There is a major Gender Health Gap in medicine. Today, the subject of research is still the man. The discrimination begins with drugs being developed and tested on male mice. And it continues with the development of new medicines, which are still primarily tested on men. Women* get even poorer treatment by male doctors than by same-sex doctors. A study shows that the mortality rate for women with heart attacks increases when they are treated by male doctors.

The top results for “heart attack symptoms” on Google are pressure in the chest, stabbing, burning or pressing pain behind the breastbone. These are probably the symptoms you know.
However, these are the typical male symptoms. Women suffer from entirely different symptoms like headaches, nausea, fatigue, jaw and back pain. Which is a problem since a heart attack should be treated within 45 mins. to save as much muscle as possible. When you know your symptoms, you are able to react quick and get yourself or someone else to the hospital in time.
If you don’t know the symptoms – well…
The female symptoms are just not portrayed in the media at all. For this reason, heart attacks are not recognized at all or much later in women, because they are just not well known.

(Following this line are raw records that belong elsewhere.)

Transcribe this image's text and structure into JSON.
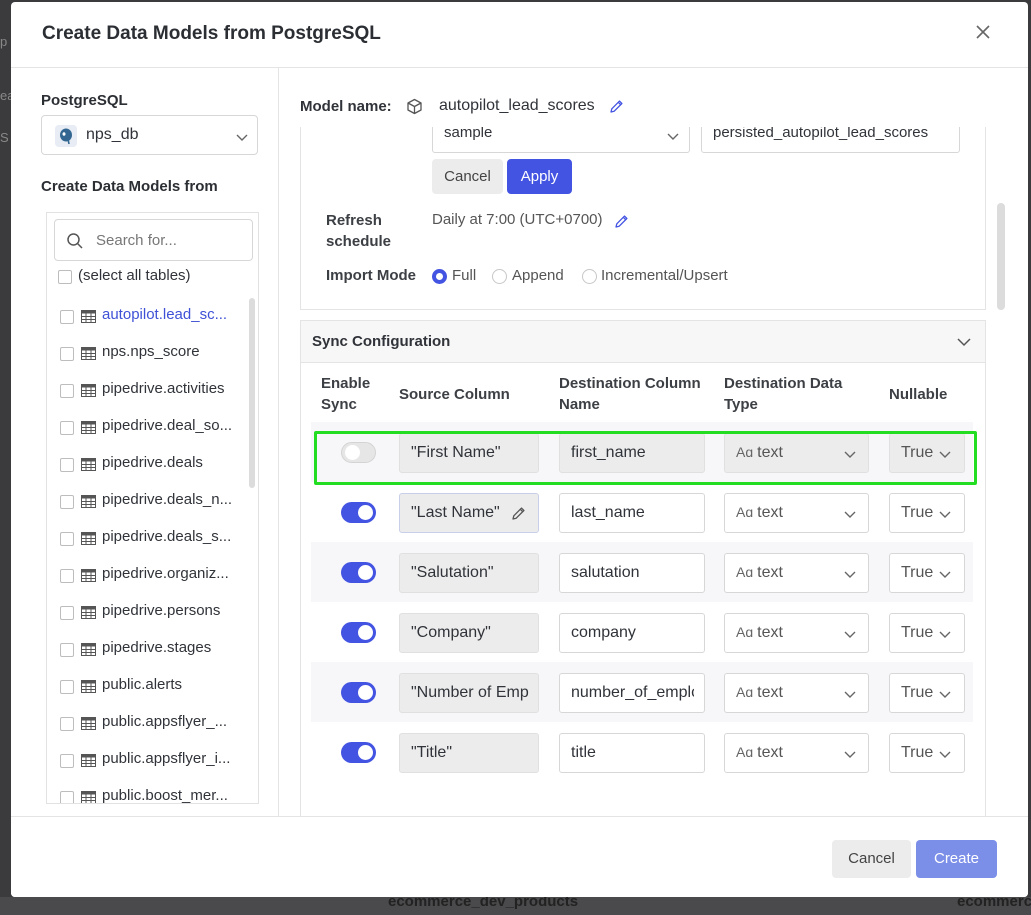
{
  "backdrop": {
    "left_fragments": [
      "p",
      "ea",
      "S"
    ],
    "bottom_text": "ecommerce_dev_products",
    "bottom_right_text": "ecommerc"
  },
  "modal": {
    "title": "Create Data Models from PostgreSQL",
    "close_icon": "close-icon"
  },
  "source": {
    "label": "PostgreSQL",
    "db_value": "nps_db",
    "create_from_label": "Create Data Models from",
    "search_placeholder": "Search for...",
    "select_all_label": "(select all tables)",
    "tables": [
      {
        "name": "autopilot.lead_sc...",
        "active": true
      },
      {
        "name": "nps.nps_score",
        "active": false
      },
      {
        "name": "pipedrive.activities",
        "active": false
      },
      {
        "name": "pipedrive.deal_so...",
        "active": false
      },
      {
        "name": "pipedrive.deals",
        "active": false
      },
      {
        "name": "pipedrive.deals_n...",
        "active": false
      },
      {
        "name": "pipedrive.deals_s...",
        "active": false
      },
      {
        "name": "pipedrive.organiz...",
        "active": false
      },
      {
        "name": "pipedrive.persons",
        "active": false
      },
      {
        "name": "pipedrive.stages",
        "active": false
      },
      {
        "name": "public.alerts",
        "active": false
      },
      {
        "name": "public.appsflyer_...",
        "active": false
      },
      {
        "name": "public.appsflyer_i...",
        "active": false
      },
      {
        "name": "public.boost_mer...",
        "active": false
      }
    ]
  },
  "model": {
    "label": "Model name:",
    "name": "autopilot_lead_scores",
    "schema_value": "sample",
    "table_value": "persisted_autopilot_lead_scores",
    "cancel_label": "Cancel",
    "apply_label": "Apply",
    "refresh_label": "Refresh schedule",
    "refresh_value": "Daily at 7:00 (UTC+0700)",
    "import_mode_label": "Import Mode",
    "import_modes": [
      "Full",
      "Append",
      "Incremental/Upsert"
    ],
    "import_mode_selected": "Full"
  },
  "sync": {
    "title": "Sync Configuration",
    "headers": {
      "enable": "Enable Sync",
      "source": "Source Column",
      "destination": "Destination Column Name",
      "type": "Destination Data Type",
      "nullable": "Nullable"
    },
    "type_prefix": "Aɑ",
    "rows": [
      {
        "enabled": false,
        "source": "\"First Name\"",
        "destination": "first_name",
        "type": "text",
        "nullable": "True"
      },
      {
        "enabled": true,
        "source": "\"Last Name\"",
        "destination": "last_name",
        "type": "text",
        "nullable": "True"
      },
      {
        "enabled": true,
        "source": "\"Salutation\"",
        "destination": "salutation",
        "type": "text",
        "nullable": "True"
      },
      {
        "enabled": true,
        "source": "\"Company\"",
        "destination": "company",
        "type": "text",
        "nullable": "True"
      },
      {
        "enabled": true,
        "source": "\"Number of Emp",
        "destination": "number_of_emplo",
        "type": "text",
        "nullable": "True"
      },
      {
        "enabled": true,
        "source": "\"Title\"",
        "destination": "title",
        "type": "text",
        "nullable": "True"
      }
    ]
  },
  "footer": {
    "cancel_label": "Cancel",
    "create_label": "Create"
  },
  "colors": {
    "accent": "#4454e2",
    "highlight": "#22dd22",
    "create_disabled": "#7b8ee8"
  }
}
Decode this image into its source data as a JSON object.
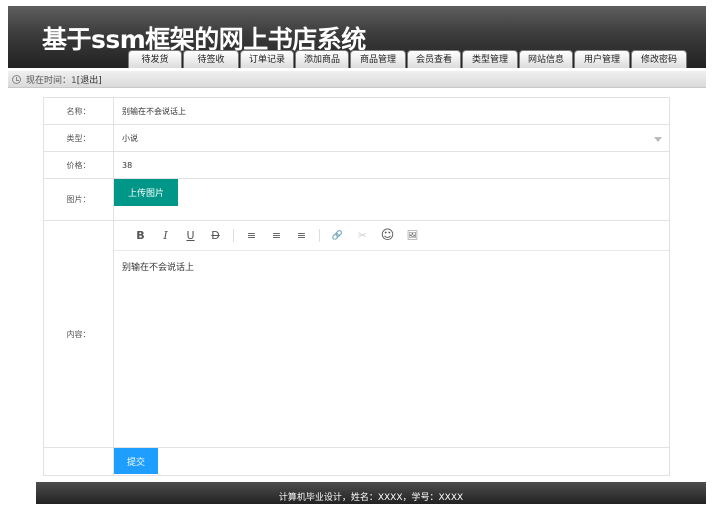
{
  "header": {
    "title": "基于ssm框架的网上书店系统",
    "nav": [
      {
        "label": "待发货",
        "width": 54
      },
      {
        "label": "待签收",
        "width": 56
      },
      {
        "label": "订单记录",
        "width": 54
      },
      {
        "label": "添加商品",
        "width": 54
      },
      {
        "label": "商品管理",
        "width": 56
      },
      {
        "label": "会员查看",
        "width": 54
      },
      {
        "label": "类型管理",
        "width": 56
      },
      {
        "label": "网站信息",
        "width": 54
      },
      {
        "label": "用户管理",
        "width": 56
      },
      {
        "label": "修改密码",
        "width": 56
      }
    ]
  },
  "status": {
    "time_label": "现在时间：1",
    "logout_label": "[退出]"
  },
  "form": {
    "name": {
      "label": "名称：",
      "value": "别输在不会说话上"
    },
    "type": {
      "label": "类型：",
      "value": "小说"
    },
    "price": {
      "label": "价格：",
      "value": "38"
    },
    "image": {
      "label": "图片：",
      "upload_label": "上传图片"
    },
    "content": {
      "label": "内容：",
      "value": "别输在不会说话上"
    },
    "submit_label": "提交"
  },
  "toolbar": {
    "bold": "B",
    "italic": "I",
    "underline": "U",
    "strike": "D",
    "align_left": "≡",
    "align_center": "≡",
    "align_right": "≡",
    "link": "🔗",
    "unlink": "✂",
    "emoji": "☺",
    "image": "🖼"
  },
  "footer": {
    "text": "计算机毕业设计，姓名：XXXX，学号：XXXX"
  }
}
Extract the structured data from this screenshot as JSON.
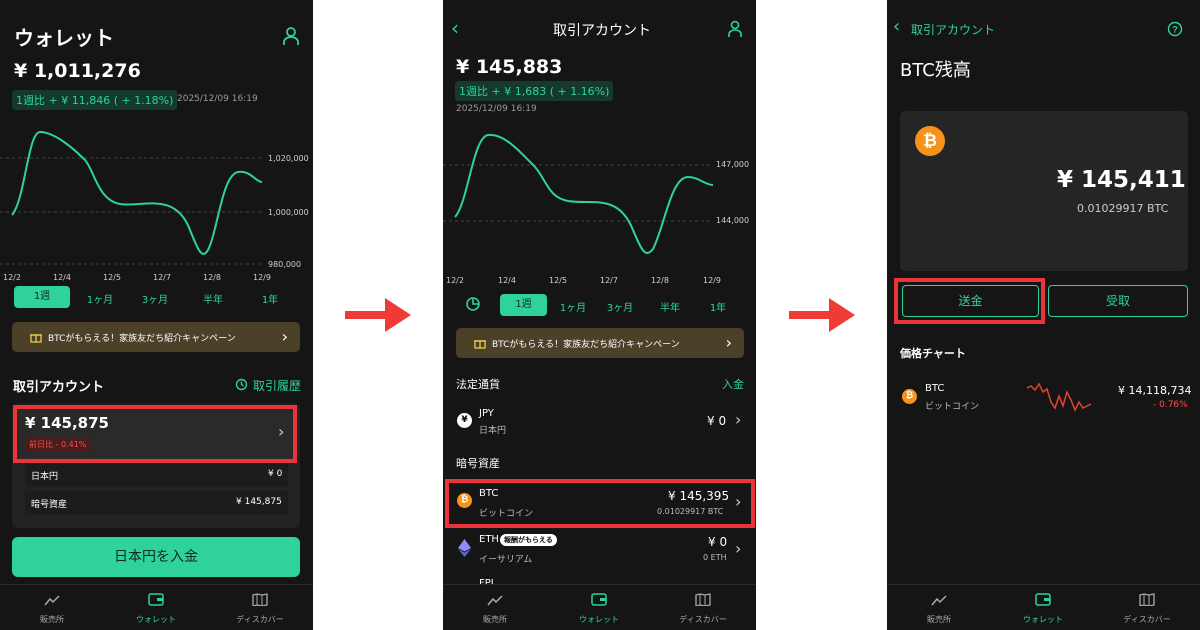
{
  "screen1": {
    "title": "ウォレット",
    "total": "¥ 1,011,276",
    "change": "1週比 + ¥ 11,846 ( + 1.18%)",
    "timestamp": "2025/12/09 16:19",
    "y_ticks": [
      "1,020,000",
      "1,000,000",
      "980,000"
    ],
    "x_ticks": [
      "12/2",
      "12/4",
      "12/5",
      "12/7",
      "12/8",
      "12/9"
    ],
    "tabs": [
      "1週",
      "1ヶ月",
      "3ヶ月",
      "半年",
      "1年"
    ],
    "banner": "BTCがもらえる！家族友だち紹介キャンペーン",
    "section_title": "取引アカウント",
    "history_link": "取引履歴",
    "account_value": "¥ 145,875",
    "account_change": "前日比 - 0.41%",
    "rows": [
      {
        "label": "日本円",
        "value": "¥ 0"
      },
      {
        "label": "暗号資産",
        "value": "¥ 145,875"
      }
    ],
    "deposit_button": "日本円を入金"
  },
  "screen2": {
    "title": "取引アカウント",
    "total": "¥ 145,883",
    "change": "1週比 + ¥ 1,683 ( + 1.16%)",
    "timestamp": "2025/12/09 16:19",
    "y_ticks": [
      "147,000",
      "144,000"
    ],
    "x_ticks": [
      "12/2",
      "12/4",
      "12/5",
      "12/7",
      "12/8",
      "12/9"
    ],
    "tabs": [
      "1週",
      "1ヶ月",
      "3ヶ月",
      "半年",
      "1年"
    ],
    "banner": "BTCがもらえる！家族友だち紹介キャンペーン",
    "fiat_header": "法定通貨",
    "deposit_link": "入金",
    "jpy": {
      "symbol": "JPY",
      "name": "日本円",
      "value": "¥ 0"
    },
    "crypto_header": "暗号資産",
    "btc": {
      "symbol": "BTC",
      "name": "ビットコイン",
      "value": "¥ 145,395",
      "amount": "0.01029917 BTC"
    },
    "eth": {
      "symbol": "ETH",
      "badge": "報酬がもらえる",
      "name": "イーサリアム",
      "value": "¥ 0",
      "amount": "0 ETH"
    },
    "cut_row": "FPL"
  },
  "screen3": {
    "back_label": "取引アカウント",
    "title": "BTC残高",
    "value": "¥ 145,411",
    "amount": "0.01029917 BTC",
    "send_button": "送金",
    "receive_button": "受取",
    "price_chart_title": "価格チャート",
    "coin_symbol": "BTC",
    "coin_name": "ビットコイン",
    "price": "¥ 14,118,734",
    "price_change": "- 0.76%"
  },
  "nav": {
    "items": [
      "販売所",
      "ウォレット",
      "ディスカバー"
    ]
  },
  "colors": {
    "accent": "#2fd39a",
    "highlight": "#e8343a",
    "background": "#151515",
    "btc": "#f7931a"
  }
}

A study by the New England Journal of Medicine showed that a commonly described heart drug shortens womens live with heart diseases. In the study only around 15% of the test subjects were women, in whom the drug did not work but was still described as effective.

Unfortunately prescriptions are still based on the ”one size fits all” principle — medication is developed for men only, all gender receive the same dose, although it has long been known that women* are often overdosed and that we’d need gender appropriate dosages.

The blue vase (ironically) represents the male that has a fitting lid which embodies the drugs that work for male. If you try to take that lid/drug and put it on the other vases, it will not fit. It communicates that one drug doesn‘t work for all gender, that we would need gender appropriate dosages. And that the principle ”one size fits all” just doesn’t work. We are all different and we need to see some changes in medicine and medication development to be treated equally.

The shapes are inspired by the pill shapes that are available on the market and is displayed to walk around to be able to see it from all sides. In no particular order since gender has no rules or harsh lines to stick to, it’s fluid so you are invited to see it as a group of different genders and also to place them differently if desired.

The colours are inspired by the pill colors but are also supposed to reflect the diversity. This project can be continued, there could be an infinite number of other combinations to convey the message even more clearly.
What I like most about this project is, that it’s of political relevance and works as a whole. But you could also use those vases for it’s purpose and let them shine with blossoming flowers.